If you listed the blockbuster offerings that have redefined the global business landscape, you’d find that many tie together two distinct groups of users in a network. HMOs, for instance, link patients to healthcare providers. Search engines join Web surfers and advertisers.
Products and services that bring together groups of buyers and suppliers in two-sided networks are platforms. They provide infrastructure and rules to facilitate transactions, and they can take many guises. Sometimes platforms rely on physical products, as with consumer credit cards and merchant authorization terminals. At other times they are places providing services, like shopping malls, websites such as Monster.com and eBay, and even nightclubs.
When successful, these platforms catalyze a virtuous cycle: More demand from one user group spurs more demand from the other.

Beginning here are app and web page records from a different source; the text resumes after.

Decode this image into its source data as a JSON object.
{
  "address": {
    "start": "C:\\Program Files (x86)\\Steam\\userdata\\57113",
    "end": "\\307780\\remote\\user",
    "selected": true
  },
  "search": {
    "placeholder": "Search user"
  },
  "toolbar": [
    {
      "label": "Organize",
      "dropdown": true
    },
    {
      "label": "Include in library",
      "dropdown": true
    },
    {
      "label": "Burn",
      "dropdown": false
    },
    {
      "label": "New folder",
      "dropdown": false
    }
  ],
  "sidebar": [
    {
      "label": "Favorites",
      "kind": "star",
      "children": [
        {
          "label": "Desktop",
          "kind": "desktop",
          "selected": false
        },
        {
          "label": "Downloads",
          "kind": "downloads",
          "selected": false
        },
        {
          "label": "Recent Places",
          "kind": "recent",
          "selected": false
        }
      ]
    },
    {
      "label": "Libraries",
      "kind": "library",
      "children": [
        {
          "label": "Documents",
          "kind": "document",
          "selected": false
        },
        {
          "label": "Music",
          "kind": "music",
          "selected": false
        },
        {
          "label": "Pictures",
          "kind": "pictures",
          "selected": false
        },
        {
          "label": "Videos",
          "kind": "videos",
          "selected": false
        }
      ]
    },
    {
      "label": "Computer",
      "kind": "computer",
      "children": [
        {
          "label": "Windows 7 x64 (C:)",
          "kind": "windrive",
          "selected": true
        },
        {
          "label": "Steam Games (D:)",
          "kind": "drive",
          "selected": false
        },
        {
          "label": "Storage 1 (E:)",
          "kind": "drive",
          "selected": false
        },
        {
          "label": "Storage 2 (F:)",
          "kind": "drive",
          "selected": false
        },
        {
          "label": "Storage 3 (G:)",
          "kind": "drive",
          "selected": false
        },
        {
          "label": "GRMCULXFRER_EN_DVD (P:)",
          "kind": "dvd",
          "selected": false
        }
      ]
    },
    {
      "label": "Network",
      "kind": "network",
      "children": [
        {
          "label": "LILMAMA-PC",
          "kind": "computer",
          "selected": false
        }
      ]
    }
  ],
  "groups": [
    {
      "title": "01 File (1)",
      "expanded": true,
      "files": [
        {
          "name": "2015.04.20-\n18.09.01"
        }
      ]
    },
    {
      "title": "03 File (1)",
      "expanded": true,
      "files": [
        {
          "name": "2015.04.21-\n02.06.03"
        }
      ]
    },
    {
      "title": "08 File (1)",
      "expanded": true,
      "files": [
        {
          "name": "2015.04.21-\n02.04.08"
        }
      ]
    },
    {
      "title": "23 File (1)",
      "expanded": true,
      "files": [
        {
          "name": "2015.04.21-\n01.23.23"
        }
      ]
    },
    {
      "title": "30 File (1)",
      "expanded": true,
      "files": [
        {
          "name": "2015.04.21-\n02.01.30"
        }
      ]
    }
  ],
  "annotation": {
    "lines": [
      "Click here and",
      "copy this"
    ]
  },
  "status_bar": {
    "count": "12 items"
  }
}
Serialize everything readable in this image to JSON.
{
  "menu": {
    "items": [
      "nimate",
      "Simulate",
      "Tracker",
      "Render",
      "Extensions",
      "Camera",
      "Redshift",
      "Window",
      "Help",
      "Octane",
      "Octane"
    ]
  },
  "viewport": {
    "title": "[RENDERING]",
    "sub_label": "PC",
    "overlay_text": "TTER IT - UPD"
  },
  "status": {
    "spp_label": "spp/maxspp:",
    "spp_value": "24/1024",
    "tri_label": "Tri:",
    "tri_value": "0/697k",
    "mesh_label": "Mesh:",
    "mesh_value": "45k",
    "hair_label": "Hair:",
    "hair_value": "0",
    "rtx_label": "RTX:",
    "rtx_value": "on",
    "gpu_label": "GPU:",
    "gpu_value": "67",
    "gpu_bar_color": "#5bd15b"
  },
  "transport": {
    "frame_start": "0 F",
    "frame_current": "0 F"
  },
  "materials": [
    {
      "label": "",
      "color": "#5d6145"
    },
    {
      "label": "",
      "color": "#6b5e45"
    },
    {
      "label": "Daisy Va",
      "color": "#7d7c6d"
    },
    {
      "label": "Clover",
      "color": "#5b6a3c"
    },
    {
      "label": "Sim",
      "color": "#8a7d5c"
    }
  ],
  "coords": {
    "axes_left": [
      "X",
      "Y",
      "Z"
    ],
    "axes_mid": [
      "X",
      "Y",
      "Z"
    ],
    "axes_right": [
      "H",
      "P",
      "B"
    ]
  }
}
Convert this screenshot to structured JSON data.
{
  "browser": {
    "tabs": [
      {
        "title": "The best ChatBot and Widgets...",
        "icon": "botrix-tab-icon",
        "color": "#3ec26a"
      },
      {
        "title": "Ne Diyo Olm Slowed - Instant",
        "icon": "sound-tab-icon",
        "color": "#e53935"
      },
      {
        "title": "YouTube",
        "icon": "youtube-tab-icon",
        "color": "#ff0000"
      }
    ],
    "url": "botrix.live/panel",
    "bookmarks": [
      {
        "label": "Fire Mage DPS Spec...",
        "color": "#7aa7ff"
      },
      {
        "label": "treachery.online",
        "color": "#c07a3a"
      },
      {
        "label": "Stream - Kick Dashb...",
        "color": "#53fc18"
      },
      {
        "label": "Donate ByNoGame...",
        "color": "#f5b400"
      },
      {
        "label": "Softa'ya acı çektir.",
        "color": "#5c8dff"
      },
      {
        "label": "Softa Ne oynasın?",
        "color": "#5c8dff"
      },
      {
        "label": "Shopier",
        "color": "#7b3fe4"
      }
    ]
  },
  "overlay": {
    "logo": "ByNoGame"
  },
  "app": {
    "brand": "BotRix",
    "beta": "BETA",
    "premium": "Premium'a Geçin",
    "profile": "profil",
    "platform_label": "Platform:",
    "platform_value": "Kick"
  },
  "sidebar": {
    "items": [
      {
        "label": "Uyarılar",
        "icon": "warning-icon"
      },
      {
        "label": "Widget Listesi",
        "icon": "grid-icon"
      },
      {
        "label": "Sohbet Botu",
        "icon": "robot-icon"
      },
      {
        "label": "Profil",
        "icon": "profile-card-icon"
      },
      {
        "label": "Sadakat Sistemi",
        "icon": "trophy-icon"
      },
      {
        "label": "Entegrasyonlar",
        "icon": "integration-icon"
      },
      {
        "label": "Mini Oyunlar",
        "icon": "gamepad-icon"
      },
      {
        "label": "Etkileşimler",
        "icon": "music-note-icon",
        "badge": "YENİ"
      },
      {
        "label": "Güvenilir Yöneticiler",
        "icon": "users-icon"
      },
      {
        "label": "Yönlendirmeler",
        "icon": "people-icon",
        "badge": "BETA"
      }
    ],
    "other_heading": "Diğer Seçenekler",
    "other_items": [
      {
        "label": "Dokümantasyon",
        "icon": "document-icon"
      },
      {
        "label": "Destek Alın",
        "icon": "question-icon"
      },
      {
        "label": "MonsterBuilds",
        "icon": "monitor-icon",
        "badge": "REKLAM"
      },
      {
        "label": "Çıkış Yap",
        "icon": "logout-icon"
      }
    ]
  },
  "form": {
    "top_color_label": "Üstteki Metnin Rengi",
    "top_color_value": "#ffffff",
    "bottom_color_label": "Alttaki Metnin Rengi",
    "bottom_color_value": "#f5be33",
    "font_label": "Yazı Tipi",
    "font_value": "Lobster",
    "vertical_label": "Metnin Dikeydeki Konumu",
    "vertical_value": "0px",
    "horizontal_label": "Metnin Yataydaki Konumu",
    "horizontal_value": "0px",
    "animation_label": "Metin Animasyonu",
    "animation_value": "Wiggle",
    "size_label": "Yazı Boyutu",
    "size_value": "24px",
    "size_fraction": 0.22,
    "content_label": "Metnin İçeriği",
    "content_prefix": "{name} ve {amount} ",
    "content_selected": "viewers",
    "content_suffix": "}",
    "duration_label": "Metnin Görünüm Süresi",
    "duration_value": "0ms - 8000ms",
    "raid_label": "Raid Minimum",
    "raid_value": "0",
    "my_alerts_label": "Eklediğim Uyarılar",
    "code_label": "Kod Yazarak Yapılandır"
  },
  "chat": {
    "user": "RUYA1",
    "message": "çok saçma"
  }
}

For example, the more video games developers (one user group) create for the Microsoft X-Box platform, the more players (the other user group) snap up the latest X-Box. Meanwhile, the more players who use X-Box, the more developers will be willing to pay Microsoft a licensing fee to produce new games. And as user bases grow, margins fatten.
But managing platforms is tricky: Strategies that make traditional offerings successful won’t work in these two-sided markets. To capture the advantages that platforms promise, you must address three strategic challenges: (1) pricing the platform, (2) anticipating winner-take-all dynamics and (3) protecting the platform from envelopment by adjacent platforms.
What is the key challenge to pricing in two-sided networks? Making sure you don’t choke off network effects. Two-sided networks often have a “subsidy side,” that is, a group of users who, when attracted in volume, are highly valued by the “money side,” the other user group. Because the number of subsidy-side users is crucial, the platform provider sets prices for that side below the level it would charge if it viewed the subsidy side as an independent market. Likewise, the money side pays more than it would be charged if it were viewed as an independent market.
Adobe’s Acrobat software followed this pricing rule when establishing the PDF standard. Readers are very price sensitive; they pay nothing for their software. Writers, who greatly value the 500 million user base, paid a fee for the software. If Adobe had reversed its approach, charging readers and subsidizing writers, its network would have collapsed.
If you seize a platform opportunity but don’t get it right the first time, someone else will. By mastering the unique strategic challenges of platforms, you’ll gain a head start over your competition.
Geoffrey Parker is an associate professor of business at the Freeman School and director of the Entergy-Tulane Energy Institute.
Adapted by permission of Harvard Business Review from the article "Strategies for Two-Sided Markets" by Thomas Eisenmann, Geoffrey Parker and Marshall W. Van Alstyne, October 2006. Copyright ©2006 by the Harvard Business School Publishing Corporation; all rights reserved.